Hong Kong. Protests began in March opposing a proposed bill that would have allowed Hong Kong citizens to be extradited to mainland China. The protests quickly turned into wider calls for democracy. Approximately 2 million people participated in a rally June 16. Two people have died since March.
Indonesia. In September, students in major cities protested the weakening of the Corruption Eradication Commission. At least two were killed. Protesters also demanded the government overturn new laws that penalized people for insulting the president, and banned extramarital sex, and gay and lesbian relations.
Iran. In November, protests erupted across Iran after the government announced a 50% increase in gasoline prices. More than 140 protesters have been killed in 22 cities. More than 1,000 have been arrested in a nationwide crackdown.
Iraq. Since October, anti-corruption protests have been held in Baghdad and the south of the country. By the government’s own count, more than 350 people have died and nearly 1,000 have been injured.
Lebanon. Since October, protesters throughout the country have demanded an end to corruption, calling for a new government made up entirely of “technocrats,” or non-politicians. Protesters also demanded more jobs and improved services such as electricity, water and health care.
Russia. Since summer, approved and unapproved protests have occurred in Moscow, sparked by the city council elections from which opposition candidates were barred. More than 1,500 protesters have been arrested, some sentenced to long prison terms. Demonstrators now demand the release of jailed protesters.
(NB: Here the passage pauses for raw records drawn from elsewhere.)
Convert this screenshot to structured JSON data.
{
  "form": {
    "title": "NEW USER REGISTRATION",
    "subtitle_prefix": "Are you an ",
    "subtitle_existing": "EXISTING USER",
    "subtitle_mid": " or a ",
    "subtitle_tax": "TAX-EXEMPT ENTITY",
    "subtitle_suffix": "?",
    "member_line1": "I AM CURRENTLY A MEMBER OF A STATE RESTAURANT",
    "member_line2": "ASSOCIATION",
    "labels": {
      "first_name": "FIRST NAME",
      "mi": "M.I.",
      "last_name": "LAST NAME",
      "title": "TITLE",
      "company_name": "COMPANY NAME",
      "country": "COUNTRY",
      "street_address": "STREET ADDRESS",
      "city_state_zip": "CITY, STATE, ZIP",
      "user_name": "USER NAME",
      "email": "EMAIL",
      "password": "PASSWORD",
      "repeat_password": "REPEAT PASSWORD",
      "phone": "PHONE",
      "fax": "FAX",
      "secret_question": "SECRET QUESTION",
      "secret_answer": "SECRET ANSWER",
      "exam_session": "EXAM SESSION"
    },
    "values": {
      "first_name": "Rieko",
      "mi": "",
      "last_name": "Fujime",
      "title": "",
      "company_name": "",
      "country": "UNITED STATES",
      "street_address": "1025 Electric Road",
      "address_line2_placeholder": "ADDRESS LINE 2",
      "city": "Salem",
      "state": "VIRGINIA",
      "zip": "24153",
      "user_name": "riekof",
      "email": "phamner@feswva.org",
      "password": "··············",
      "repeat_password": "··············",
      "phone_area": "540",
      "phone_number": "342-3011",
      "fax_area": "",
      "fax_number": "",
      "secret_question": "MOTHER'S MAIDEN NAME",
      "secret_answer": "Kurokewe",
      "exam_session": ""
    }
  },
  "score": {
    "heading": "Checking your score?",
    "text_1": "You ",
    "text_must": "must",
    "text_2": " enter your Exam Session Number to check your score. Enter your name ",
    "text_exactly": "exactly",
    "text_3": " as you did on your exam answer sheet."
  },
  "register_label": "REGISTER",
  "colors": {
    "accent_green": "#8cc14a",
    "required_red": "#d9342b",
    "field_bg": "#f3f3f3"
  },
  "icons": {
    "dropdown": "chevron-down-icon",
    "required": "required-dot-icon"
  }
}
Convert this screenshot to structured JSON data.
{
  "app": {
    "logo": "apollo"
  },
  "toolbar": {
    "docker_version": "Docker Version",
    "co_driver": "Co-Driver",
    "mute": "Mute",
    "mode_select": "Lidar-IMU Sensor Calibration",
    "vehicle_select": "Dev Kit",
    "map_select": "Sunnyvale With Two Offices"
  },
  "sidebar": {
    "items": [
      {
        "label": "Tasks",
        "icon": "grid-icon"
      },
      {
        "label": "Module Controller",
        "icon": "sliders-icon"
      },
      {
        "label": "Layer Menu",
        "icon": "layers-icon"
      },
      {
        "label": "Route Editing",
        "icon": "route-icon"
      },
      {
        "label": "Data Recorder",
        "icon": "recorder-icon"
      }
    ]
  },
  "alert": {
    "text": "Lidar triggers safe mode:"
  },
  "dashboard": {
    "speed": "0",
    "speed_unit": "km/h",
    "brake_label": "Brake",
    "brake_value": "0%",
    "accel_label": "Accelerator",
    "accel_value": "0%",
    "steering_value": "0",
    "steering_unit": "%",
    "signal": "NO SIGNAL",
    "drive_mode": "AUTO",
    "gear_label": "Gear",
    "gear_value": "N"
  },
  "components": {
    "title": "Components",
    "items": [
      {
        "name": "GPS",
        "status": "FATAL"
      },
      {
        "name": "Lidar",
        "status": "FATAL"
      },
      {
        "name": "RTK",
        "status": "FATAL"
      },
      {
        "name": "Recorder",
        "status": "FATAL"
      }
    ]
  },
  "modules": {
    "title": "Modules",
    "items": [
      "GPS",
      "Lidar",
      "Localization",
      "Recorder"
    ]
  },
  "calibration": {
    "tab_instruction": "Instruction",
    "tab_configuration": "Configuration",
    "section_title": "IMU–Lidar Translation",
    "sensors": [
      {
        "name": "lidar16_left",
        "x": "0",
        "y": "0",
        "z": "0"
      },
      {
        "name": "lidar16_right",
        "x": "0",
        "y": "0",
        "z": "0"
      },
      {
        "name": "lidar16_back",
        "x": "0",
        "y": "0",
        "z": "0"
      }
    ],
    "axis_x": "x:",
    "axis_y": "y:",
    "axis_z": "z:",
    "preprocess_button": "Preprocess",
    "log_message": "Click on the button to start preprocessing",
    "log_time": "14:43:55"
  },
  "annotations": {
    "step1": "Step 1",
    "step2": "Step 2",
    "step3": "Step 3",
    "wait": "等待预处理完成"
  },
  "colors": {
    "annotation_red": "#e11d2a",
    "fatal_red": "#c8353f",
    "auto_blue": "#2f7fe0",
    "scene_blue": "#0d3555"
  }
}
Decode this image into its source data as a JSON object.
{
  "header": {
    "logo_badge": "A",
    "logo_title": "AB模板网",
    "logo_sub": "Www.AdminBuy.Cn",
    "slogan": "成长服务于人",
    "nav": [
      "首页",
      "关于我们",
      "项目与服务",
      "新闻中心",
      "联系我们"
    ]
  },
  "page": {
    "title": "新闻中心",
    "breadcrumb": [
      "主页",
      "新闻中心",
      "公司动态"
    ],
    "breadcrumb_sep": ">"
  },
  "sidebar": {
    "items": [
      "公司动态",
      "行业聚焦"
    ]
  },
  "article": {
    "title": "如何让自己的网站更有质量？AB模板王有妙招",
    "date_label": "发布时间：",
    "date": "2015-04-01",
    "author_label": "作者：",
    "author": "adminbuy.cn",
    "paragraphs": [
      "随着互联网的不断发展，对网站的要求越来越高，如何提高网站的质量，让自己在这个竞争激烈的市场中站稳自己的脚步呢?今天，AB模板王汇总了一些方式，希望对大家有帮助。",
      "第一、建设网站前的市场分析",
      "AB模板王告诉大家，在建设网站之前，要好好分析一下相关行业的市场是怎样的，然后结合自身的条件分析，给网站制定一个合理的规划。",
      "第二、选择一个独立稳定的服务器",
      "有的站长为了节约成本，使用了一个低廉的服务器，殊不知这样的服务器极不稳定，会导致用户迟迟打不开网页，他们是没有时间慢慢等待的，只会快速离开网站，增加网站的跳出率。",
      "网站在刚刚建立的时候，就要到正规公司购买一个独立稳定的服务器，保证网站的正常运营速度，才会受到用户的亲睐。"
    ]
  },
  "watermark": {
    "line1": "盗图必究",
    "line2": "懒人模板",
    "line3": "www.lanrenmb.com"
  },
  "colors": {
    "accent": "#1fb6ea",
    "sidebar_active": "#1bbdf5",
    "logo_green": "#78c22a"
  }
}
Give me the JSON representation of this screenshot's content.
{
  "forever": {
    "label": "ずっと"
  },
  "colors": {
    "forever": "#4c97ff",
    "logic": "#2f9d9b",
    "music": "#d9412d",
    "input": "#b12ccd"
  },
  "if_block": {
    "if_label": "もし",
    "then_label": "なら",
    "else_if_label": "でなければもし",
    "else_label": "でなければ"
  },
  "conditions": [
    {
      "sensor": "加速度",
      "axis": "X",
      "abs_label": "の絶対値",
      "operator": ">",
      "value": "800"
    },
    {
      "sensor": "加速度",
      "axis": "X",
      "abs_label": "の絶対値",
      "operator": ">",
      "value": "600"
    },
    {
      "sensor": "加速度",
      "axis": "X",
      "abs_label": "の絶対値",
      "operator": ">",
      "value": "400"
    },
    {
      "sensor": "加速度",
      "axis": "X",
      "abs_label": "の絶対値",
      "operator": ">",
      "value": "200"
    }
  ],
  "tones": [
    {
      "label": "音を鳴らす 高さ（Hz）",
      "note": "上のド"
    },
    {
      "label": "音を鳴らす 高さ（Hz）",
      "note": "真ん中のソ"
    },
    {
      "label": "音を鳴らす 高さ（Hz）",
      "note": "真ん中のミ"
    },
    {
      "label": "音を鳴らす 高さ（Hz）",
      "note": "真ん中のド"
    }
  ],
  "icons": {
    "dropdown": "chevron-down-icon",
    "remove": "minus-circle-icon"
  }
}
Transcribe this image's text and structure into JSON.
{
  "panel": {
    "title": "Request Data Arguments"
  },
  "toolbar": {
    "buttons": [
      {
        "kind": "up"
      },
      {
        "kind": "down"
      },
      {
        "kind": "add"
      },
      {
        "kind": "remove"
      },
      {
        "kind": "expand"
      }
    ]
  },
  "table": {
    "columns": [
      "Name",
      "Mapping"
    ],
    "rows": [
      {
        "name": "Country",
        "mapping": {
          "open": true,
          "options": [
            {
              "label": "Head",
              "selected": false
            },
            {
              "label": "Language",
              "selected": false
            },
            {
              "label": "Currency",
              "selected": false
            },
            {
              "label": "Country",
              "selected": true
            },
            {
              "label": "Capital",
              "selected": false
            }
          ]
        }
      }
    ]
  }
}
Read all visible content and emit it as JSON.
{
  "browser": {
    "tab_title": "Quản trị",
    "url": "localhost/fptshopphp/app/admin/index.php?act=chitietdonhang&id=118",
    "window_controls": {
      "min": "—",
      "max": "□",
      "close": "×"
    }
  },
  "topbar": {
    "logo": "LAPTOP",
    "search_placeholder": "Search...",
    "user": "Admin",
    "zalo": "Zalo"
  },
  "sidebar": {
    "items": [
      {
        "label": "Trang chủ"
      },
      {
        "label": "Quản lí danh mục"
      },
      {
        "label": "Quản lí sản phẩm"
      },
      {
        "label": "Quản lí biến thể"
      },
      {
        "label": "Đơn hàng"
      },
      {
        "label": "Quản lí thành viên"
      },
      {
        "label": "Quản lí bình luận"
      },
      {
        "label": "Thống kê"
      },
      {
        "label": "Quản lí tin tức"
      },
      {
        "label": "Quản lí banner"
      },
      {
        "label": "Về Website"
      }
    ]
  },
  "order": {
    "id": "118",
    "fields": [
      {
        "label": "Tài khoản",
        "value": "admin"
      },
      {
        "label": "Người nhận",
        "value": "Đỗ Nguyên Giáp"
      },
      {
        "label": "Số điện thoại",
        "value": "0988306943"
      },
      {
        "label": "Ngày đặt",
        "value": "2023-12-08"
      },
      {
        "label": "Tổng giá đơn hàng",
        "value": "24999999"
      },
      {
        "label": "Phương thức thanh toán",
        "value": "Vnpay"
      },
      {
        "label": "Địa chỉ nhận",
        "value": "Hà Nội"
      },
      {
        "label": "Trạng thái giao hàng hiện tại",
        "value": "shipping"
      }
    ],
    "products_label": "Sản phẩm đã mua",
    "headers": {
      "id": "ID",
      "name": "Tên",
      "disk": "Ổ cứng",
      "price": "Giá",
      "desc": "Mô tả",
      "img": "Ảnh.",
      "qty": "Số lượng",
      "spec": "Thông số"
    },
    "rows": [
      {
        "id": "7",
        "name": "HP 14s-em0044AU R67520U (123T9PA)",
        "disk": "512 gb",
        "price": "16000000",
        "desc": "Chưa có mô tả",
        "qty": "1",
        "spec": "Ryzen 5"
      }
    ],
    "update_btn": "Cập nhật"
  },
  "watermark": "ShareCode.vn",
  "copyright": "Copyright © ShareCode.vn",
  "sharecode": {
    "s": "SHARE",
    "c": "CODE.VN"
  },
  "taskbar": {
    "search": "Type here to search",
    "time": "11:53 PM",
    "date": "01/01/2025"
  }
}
Spain. Pro-independence demonstrators in the Catalonia region flooded the streets in October after nine separatist leaders were given long prison sentences for holding an illegal referendum in 2017.
Source: Voice of America